Work request: Among the entries below, find all lines that include "doprinosa" and copy them.

Element data from apps and pages
+ + + + +

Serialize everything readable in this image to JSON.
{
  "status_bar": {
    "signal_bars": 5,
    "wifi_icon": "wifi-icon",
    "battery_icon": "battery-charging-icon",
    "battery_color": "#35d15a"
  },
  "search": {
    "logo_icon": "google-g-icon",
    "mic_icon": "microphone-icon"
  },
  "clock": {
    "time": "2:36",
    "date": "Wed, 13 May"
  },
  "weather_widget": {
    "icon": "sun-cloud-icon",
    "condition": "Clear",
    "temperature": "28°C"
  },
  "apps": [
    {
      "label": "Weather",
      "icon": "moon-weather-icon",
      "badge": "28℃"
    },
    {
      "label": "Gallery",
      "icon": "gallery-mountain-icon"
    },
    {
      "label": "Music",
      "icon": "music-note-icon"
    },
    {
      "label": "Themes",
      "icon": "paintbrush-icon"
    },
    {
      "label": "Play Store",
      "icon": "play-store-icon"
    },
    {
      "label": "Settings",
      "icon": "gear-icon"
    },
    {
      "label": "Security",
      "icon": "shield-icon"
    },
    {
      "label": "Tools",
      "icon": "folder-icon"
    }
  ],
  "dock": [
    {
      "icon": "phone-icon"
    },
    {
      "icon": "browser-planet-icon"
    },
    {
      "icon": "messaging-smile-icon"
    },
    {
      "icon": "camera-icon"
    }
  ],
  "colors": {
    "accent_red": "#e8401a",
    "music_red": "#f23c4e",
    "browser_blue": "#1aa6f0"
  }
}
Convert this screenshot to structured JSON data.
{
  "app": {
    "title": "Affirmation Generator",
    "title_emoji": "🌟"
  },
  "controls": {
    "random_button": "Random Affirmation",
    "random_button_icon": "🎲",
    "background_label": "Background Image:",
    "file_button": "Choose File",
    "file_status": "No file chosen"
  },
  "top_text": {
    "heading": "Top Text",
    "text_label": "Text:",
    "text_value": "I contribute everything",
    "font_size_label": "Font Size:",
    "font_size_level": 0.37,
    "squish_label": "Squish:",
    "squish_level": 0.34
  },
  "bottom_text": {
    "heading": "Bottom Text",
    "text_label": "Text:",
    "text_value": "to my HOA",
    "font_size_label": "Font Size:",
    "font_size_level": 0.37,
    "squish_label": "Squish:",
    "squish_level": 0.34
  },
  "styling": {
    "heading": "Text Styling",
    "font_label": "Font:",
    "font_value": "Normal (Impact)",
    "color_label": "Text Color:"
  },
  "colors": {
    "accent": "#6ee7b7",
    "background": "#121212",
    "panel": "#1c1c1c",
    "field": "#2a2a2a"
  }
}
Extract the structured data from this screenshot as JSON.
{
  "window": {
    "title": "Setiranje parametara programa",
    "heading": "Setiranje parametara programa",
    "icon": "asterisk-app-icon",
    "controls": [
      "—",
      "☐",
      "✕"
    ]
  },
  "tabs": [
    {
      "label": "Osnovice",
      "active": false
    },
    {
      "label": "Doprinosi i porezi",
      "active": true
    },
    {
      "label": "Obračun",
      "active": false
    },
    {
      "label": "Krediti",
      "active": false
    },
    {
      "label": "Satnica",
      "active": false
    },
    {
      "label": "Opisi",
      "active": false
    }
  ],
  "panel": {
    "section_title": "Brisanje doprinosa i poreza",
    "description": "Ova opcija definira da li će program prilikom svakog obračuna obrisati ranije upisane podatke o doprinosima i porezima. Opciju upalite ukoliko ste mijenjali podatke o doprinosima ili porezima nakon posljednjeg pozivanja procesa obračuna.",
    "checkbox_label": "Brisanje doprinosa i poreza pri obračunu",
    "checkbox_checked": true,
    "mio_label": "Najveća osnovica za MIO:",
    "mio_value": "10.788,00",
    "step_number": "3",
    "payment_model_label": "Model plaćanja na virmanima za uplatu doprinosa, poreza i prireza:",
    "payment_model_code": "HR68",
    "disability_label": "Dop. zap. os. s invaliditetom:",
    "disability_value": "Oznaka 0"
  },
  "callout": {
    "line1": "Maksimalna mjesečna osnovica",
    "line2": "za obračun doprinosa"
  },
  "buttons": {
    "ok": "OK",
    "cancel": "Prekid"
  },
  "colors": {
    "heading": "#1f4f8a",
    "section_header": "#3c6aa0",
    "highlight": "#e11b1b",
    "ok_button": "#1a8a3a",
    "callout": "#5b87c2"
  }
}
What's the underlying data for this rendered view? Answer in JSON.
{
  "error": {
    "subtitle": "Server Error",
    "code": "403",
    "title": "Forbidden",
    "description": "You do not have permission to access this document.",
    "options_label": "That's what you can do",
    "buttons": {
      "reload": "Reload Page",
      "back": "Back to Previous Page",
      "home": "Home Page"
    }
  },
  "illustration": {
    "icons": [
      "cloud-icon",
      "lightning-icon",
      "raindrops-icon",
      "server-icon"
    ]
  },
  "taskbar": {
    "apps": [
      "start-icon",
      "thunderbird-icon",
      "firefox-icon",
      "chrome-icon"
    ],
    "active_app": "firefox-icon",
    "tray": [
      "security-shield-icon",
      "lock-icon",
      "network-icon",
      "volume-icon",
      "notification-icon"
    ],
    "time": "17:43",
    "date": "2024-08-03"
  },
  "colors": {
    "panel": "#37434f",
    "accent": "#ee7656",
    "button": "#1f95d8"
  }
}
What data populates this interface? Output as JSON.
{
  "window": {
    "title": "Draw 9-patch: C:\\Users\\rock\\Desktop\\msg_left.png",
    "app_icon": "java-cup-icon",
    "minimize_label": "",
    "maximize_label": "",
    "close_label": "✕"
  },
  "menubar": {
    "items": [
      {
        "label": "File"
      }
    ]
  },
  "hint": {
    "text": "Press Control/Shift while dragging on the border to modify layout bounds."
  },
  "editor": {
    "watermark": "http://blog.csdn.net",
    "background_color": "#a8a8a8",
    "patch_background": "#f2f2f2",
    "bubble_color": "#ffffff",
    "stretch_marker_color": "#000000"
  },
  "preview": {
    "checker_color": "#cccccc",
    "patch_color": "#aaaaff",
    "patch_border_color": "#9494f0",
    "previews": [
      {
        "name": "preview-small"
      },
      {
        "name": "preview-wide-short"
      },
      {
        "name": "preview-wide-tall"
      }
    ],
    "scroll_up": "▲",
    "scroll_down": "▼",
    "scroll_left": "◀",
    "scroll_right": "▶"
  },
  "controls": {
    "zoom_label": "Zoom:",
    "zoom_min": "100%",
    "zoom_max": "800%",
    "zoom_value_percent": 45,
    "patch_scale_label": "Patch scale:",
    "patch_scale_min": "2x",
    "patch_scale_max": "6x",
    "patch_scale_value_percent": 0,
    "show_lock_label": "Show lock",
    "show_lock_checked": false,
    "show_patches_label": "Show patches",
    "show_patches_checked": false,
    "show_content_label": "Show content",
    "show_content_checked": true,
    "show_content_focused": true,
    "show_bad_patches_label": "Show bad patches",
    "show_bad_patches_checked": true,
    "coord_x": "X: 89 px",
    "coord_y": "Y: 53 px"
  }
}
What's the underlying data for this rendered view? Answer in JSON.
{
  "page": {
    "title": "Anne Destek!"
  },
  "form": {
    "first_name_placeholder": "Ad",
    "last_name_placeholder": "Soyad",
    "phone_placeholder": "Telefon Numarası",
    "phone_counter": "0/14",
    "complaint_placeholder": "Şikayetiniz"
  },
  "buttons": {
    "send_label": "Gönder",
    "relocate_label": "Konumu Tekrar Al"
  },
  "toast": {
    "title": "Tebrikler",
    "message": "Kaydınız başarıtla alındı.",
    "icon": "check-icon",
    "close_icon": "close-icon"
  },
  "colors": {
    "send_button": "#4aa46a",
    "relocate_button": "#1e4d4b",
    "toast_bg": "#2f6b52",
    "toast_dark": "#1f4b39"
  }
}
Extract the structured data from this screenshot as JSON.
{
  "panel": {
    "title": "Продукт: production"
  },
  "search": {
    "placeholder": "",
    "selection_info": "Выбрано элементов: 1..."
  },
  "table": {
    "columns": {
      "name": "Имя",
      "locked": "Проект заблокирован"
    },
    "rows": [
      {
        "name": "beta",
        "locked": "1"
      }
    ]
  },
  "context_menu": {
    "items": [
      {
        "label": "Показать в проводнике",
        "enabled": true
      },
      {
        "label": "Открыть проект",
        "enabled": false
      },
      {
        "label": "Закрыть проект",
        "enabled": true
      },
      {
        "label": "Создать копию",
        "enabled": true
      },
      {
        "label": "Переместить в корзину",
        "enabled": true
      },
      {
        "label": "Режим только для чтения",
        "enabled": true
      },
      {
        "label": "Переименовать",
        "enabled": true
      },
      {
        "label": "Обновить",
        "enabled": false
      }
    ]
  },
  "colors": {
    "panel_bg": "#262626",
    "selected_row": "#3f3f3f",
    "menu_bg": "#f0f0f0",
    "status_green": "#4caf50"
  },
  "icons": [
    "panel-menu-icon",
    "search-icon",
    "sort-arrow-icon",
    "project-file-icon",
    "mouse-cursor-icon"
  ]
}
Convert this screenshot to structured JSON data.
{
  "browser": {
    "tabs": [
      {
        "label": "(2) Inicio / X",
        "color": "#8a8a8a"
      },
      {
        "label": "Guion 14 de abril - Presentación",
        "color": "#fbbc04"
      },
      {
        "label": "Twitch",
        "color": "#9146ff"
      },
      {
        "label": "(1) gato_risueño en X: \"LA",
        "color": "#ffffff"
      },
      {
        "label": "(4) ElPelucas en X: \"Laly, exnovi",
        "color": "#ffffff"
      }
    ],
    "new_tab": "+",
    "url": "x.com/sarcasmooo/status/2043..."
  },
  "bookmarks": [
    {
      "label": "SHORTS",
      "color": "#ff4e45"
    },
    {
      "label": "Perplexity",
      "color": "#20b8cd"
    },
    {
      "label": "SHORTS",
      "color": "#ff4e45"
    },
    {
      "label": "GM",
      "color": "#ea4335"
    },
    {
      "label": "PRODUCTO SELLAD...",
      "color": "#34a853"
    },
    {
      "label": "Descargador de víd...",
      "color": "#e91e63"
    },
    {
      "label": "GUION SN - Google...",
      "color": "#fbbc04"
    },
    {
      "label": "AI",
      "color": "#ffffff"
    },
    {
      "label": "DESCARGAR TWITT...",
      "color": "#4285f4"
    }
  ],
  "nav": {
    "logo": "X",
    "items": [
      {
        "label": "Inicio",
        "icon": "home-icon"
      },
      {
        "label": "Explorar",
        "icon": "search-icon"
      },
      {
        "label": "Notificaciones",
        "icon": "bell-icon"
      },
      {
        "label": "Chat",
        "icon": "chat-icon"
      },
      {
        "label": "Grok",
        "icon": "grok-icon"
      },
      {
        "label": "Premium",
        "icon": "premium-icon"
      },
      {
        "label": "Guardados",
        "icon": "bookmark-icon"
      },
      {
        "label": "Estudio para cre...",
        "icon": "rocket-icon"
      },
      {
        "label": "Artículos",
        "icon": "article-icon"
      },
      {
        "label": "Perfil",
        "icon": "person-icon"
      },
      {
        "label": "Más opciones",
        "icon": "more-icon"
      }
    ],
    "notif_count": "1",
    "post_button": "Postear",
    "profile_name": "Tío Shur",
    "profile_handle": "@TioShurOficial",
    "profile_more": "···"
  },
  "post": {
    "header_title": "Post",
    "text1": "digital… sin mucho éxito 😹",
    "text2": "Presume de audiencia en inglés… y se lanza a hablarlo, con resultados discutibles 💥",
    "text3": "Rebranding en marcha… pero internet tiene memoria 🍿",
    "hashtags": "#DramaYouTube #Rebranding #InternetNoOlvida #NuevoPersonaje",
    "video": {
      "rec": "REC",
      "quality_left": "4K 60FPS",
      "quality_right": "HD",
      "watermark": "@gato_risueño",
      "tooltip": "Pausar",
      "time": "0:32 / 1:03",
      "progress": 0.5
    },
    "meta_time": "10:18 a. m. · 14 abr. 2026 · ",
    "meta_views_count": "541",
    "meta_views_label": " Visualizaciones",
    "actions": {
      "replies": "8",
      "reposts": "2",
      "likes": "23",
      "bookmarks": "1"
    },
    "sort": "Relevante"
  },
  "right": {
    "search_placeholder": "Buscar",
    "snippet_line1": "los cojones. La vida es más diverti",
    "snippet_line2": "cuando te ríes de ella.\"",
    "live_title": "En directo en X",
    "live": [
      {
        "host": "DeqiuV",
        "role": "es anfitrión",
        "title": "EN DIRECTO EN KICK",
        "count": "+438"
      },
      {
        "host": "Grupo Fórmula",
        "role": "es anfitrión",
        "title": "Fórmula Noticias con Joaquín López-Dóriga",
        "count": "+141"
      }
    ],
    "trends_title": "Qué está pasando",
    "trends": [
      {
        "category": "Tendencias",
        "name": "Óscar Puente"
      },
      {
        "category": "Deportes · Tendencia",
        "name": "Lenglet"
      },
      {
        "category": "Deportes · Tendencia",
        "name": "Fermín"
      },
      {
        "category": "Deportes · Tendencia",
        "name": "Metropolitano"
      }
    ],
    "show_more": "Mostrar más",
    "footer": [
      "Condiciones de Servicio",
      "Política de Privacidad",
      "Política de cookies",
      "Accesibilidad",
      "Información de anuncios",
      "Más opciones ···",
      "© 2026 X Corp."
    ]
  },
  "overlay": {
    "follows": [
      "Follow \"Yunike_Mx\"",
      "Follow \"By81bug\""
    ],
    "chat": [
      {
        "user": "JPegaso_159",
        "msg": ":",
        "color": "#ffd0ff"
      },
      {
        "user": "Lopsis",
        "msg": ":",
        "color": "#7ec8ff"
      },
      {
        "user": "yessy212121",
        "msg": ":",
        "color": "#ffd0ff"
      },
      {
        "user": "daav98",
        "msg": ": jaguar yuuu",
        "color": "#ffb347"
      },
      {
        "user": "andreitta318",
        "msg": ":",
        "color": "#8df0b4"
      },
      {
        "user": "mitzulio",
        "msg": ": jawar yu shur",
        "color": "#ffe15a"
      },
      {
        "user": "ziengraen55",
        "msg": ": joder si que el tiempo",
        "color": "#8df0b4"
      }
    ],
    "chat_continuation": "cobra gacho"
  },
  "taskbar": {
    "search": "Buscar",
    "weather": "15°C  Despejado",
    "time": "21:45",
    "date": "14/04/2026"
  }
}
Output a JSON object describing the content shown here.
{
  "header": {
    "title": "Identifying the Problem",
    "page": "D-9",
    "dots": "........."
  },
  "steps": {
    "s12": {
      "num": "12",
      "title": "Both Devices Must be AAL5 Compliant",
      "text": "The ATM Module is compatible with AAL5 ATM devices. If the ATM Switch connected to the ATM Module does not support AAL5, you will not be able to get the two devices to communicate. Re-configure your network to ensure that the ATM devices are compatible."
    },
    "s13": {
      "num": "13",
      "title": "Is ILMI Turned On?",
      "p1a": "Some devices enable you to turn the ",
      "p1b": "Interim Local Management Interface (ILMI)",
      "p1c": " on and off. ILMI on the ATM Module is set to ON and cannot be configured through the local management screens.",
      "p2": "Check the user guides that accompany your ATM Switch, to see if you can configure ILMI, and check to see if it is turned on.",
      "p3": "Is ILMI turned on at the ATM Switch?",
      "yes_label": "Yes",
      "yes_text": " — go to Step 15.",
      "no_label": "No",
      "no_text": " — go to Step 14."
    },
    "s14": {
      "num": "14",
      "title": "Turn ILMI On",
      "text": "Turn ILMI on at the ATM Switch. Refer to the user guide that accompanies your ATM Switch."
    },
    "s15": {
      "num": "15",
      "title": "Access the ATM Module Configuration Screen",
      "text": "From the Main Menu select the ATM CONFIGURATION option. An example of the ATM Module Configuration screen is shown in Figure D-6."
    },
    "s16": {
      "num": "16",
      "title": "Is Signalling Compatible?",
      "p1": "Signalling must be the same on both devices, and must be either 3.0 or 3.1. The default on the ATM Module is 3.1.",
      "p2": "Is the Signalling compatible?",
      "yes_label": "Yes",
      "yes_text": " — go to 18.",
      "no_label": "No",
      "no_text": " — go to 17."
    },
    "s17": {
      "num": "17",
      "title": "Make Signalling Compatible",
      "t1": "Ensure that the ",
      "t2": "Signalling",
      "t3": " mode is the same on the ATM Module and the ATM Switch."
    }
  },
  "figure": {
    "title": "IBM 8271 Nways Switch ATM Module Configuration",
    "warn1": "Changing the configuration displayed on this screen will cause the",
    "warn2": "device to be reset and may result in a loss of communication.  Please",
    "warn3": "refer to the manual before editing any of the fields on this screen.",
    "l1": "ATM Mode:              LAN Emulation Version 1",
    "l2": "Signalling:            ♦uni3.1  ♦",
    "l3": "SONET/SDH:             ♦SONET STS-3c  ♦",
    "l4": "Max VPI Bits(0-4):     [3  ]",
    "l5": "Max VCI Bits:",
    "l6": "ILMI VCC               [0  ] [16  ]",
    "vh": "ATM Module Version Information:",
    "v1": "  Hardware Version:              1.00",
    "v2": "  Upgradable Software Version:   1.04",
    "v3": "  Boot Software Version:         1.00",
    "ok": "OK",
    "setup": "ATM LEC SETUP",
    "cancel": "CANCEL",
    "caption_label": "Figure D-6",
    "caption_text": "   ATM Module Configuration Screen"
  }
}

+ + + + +

Output of the task:
    "section_title": "Brisanje doprinosa i poreza",
    "checkbox_label": "Brisanje doprinosa i poreza pri obračunu",
    "payment_model_label": "Model plaćanja na virmanima za uplatu doprinosa, poreza i prireza:",
    "line2": "za obračun doprinosa"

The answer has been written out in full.